Items from an interface collection:

☆ ☆ ☆ ☆

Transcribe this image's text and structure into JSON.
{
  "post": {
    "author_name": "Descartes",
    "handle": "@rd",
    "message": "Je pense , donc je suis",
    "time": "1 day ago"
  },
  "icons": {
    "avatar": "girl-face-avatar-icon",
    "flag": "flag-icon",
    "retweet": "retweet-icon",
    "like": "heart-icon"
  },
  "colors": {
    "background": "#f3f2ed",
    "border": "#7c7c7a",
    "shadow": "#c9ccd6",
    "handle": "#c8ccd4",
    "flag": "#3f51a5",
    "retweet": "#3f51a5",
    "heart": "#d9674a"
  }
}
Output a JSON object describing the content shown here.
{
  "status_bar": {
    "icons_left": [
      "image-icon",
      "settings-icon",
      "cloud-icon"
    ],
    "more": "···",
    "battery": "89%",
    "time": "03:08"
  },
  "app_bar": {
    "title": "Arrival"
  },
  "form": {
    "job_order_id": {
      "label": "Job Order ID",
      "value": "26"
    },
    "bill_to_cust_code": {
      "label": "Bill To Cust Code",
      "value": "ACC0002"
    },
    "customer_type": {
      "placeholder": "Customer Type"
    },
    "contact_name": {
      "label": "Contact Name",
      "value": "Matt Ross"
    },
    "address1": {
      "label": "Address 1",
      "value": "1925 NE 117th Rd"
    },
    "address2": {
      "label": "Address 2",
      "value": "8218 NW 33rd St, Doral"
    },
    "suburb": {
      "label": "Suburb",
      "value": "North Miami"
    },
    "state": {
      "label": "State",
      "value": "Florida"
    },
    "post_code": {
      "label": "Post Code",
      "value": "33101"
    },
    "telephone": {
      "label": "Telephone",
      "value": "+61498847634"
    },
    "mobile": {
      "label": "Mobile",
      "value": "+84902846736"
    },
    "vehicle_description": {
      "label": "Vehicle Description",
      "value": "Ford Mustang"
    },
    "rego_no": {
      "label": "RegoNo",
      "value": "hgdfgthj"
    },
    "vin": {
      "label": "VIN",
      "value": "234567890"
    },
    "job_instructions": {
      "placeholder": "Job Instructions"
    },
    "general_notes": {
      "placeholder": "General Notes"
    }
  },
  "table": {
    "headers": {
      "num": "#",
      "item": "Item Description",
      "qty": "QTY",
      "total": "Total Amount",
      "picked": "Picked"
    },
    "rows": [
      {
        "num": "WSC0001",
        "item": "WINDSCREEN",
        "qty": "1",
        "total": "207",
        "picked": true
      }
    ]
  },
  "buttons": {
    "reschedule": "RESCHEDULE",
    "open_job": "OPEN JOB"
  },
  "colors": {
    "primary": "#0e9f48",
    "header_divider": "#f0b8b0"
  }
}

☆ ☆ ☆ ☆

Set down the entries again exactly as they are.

TASK RESULT:
Transcribe this image's text and structure into JSON.
{
  "post": {
    "author_name": "Descartes",
    "handle": "@rd",
    "message": "Je pense , donc je suis",
    "time": "1 day ago"
  },
  "icons": {
    "avatar": "girl-face-avatar-icon",
    "flag": "flag-icon",
    "retweet": "retweet-icon",
    "like": "heart-icon"
  },
  "colors": {
    "background": "#f3f2ed",
    "border": "#7c7c7a",
    "shadow": "#c9ccd6",
    "handle": "#c8ccd4",
    "flag": "#3f51a5",
    "retweet": "#3f51a5",
    "heart": "#d9674a"
  }
}
Output a JSON object describing the content shown here.
{
  "status_bar": {
    "icons_left": [
      "image-icon",
      "settings-icon",
      "cloud-icon"
    ],
    "more": "···",
    "battery": "89%",
    "time": "03:08"
  },
  "app_bar": {
    "title": "Arrival"
  },
  "form": {
    "job_order_id": {
      "label": "Job Order ID",
      "value": "26"
    },
    "bill_to_cust_code": {
      "label": "Bill To Cust Code",
      "value": "ACC0002"
    },
    "customer_type": {
      "placeholder": "Customer Type"
    },
    "contact_name": {
      "label": "Contact Name",
      "value": "Matt Ross"
    },
    "address1": {
      "label": "Address 1",
      "value": "1925 NE 117th Rd"
    },
    "address2": {
      "label": "Address 2",
      "value": "8218 NW 33rd St, Doral"
    },
    "suburb": {
      "label": "Suburb",
      "value": "North Miami"
    },
    "state": {
      "label": "State",
      "value": "Florida"
    },
    "post_code": {
      "label": "Post Code",
      "value": "33101"
    },
    "telephone": {
      "label": "Telephone",
      "value": "+61498847634"
    },
    "mobile": {
      "label": "Mobile",
      "value": "+84902846736"
    },
    "vehicle_description": {
      "label": "Vehicle Description",
      "value": "Ford Mustang"
    },
    "rego_no": {
      "label": "RegoNo",
      "value": "hgdfgthj"
    },
    "vin": {
      "label": "VIN",
      "value": "234567890"
    },
    "job_instructions": {
      "placeholder": "Job Instructions"
    },
    "general_notes": {
      "placeholder": "General Notes"
    }
  },
  "table": {
    "headers": {
      "num": "#",
      "item": "Item Description",
      "qty": "QTY",
      "total": "Total Amount",
      "picked": "Picked"
    },
    "rows": [
      {
        "num": "WSC0001",
        "item": "WINDSCREEN",
        "qty": "1",
        "total": "207",
        "picked": true
      }
    ]
  },
  "buttons": {
    "reschedule": "RESCHEDULE",
    "open_job": "OPEN JOB"
  },
  "colors": {
    "primary": "#0e9f48",
    "header_divider": "#f0b8b0"
  }
}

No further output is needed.